Exercise requirements » Nothing in the data may be altered, so output all of it exactly.

Website and app data records »
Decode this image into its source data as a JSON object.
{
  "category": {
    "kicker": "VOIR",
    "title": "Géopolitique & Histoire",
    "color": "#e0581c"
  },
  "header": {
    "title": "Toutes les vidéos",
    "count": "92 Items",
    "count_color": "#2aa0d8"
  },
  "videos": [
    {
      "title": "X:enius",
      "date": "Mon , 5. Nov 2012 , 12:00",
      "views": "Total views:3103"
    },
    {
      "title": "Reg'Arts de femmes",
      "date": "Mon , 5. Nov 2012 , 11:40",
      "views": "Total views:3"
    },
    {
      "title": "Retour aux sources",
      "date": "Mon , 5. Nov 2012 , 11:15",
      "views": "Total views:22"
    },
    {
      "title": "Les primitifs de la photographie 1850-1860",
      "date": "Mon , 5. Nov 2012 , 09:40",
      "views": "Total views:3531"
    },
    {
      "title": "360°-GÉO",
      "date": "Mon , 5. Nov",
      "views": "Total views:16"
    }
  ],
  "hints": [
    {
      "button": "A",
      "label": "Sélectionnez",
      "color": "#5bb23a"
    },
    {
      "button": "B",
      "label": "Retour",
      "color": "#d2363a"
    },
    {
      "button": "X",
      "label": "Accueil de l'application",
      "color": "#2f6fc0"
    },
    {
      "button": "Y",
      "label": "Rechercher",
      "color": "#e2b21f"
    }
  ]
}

Task answer »
Decode this image into its source data as a JSON object.
{
  "category": {
    "kicker": "VOIR",
    "title": "Géopolitique & Histoire",
    "color": "#e0581c"
  },
  "header": {
    "title": "Toutes les vidéos",
    "count": "92 Items",
    "count_color": "#2aa0d8"
  },
  "videos": [
    {
      "title": "X:enius",
      "date": "Mon , 5. Nov 2012 , 12:00",
      "views": "Total views:3103"
    },
    {
      "title": "Reg'Arts de femmes",
      "date": "Mon , 5. Nov 2012 , 11:40",
      "views": "Total views:3"
    },
    {
      "title": "Retour aux sources",
      "date": "Mon , 5. Nov 2012 , 11:15",
      "views": "Total views:22"
    },
    {
      "title": "Les primitifs de la photographie 1850-1860",
      "date": "Mon , 5. Nov 2012 , 09:40",
      "views": "Total views:3531"
    },
    {
      "title": "360°-GÉO",
      "date": "Mon , 5. Nov",
      "views": "Total views:16"
    }
  ],
  "hints": [
    {
      "button": "A",
      "label": "Sélectionnez",
      "color": "#5bb23a"
    },
    {
      "button": "B",
      "label": "Retour",
      "color": "#d2363a"
    },
    {
      "button": "X",
      "label": "Accueil de l'application",
      "color": "#2f6fc0"
    },
    {
      "button": "Y",
      "label": "Rechercher",
      "color": "#e2b21f"
    }
  ]
}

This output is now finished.